I am not a dancer.
I have never been able to dance. Not in the sense of those who feel self-conscious about their dancing skills; I have no skills to be self-conscious about. In the nightclub, at weddings, even in the privacy of my own home, I can never manage anything other than a simple shuffling of the feet and an odd canting and gyrating of my pelvis. I am a vacuum of grace and poise, my very presence diminishing the performance of other dancers merely by proximity.
What I am, is a fighter.
I have always been able to fight. Kickboxing, contact karate, even a bit of old-fashioned boxing. It is the only thing I can do with any grace, and I do it very well. Casually sparring or in the ring, it doesn’t matter. When faced off against an opponent I am a sure-footed, well-honed machine, nimble and precise, my hands and feet moving with exemplary coordination.
Or at least I was, until the hardest roundhouse I’ve ever felt connected with the side of my head, and my eardrum exploded.
It was like a thunderclap inside of my head, blasting me off of my feet. And there I stayed.
There was surgery to repair the damaged tissue and prevent permanent hearing loss. The damage to my equilibrium, though, wasn’t something surgery could restore. If my fighting body was a precision machine, then that blow had fundamentally damaged something within the internal gyroscope.
Even walking at times became difficult, especially in the immediate aftermath. I was prone to spontaneous dizzy spells, sudden tsunamis of vertigo that would leave me reeling, even if I didn’t actually fall over. And I fell over plenty.
Ever the fighter, this new paradigm wasn’t something I would surrender to. I spent hour after hour at the gym, practicing focus drills on the bags, working coordination and footwork exercises with trainers and teammates. But the the dizzy spells never abated, arriving so unpredictably that we took to keeping a spit bucket nearby as a receptacle for the vomiting spells they produced.
Nothing worked. My strength, my stamina, these things remained unchanged. But to step the wrong way meant a tumble to the mat, to kick or punch at the wrong angle meant losing control and flailing convulsively. No matter what we did or how I trained, I simply couldn’t remain standing.
If you can’t stand, then you can’t fight.
Finally, a physical therapist recommended a treatment that had shown some success in restoring the mobility of stroke victims. Though nothing invasive, results would still be a long time in coming, and for me especially, the treatment would be arduous.
His prescription: dance.
Specifically, ballet. In theory, the exercises would work my muscles in new ways, encouraging my equilibrium to reassert itself in new ways as my tympanic membrane healed.
Which is how I came to find myself clad in tights and uncomfortable shoes, practicing raises and barre exercises in the beginner’s class. And because that is the way of things, I was surrounded by preteen girls. All of whom had a good giggle whenever I fell over.
I fell over a great deal. I would have even without my injury.

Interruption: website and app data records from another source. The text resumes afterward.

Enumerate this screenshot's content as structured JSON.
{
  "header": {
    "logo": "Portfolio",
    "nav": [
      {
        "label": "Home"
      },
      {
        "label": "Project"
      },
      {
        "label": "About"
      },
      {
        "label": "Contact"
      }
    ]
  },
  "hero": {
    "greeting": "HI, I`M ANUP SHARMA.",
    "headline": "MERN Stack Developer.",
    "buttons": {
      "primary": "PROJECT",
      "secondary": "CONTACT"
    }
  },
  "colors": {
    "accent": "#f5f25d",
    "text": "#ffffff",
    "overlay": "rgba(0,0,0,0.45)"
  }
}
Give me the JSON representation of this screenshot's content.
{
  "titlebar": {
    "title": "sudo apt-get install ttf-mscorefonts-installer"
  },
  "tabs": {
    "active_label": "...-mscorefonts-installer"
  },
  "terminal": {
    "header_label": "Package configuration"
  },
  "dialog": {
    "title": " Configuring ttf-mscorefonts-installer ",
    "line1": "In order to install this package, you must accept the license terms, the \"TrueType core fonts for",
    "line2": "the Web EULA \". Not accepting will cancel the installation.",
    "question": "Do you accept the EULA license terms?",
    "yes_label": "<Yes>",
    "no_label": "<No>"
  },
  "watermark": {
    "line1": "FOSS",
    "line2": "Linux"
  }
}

But I kept at it.
Little by little, things started to happen. I stayed upright more. The dizzy spells, when they came, were less of a crashing wave and more of a gentler tide. At first I could cross the dance floor without falling over; then I could cross it twice; and then, a third time.
And then, one day, after months of drills and practice, I stood en pointe. Every muscle in my body worked to balance my weight on only a few small points. I held it.
For five seconds.
In a fight, five seconds can be the boundary separating victory and defeat. I knew, finally, which side I was on.
I practice every day. I’ve lost muscle mass but gained flexibility, and am more agile than I’ve ever been. I can pirouette without involuntarily vomiting, and leap, and dive.
I can dance. Awkwardly, and not as good as an eleven year-old girl, but I can do it.
I’ll be back in the ring one day, I know. Being a fighter is too much of what I am. For now, though, I have a different opponent: this dance floor.
I’m learning how to defeat it.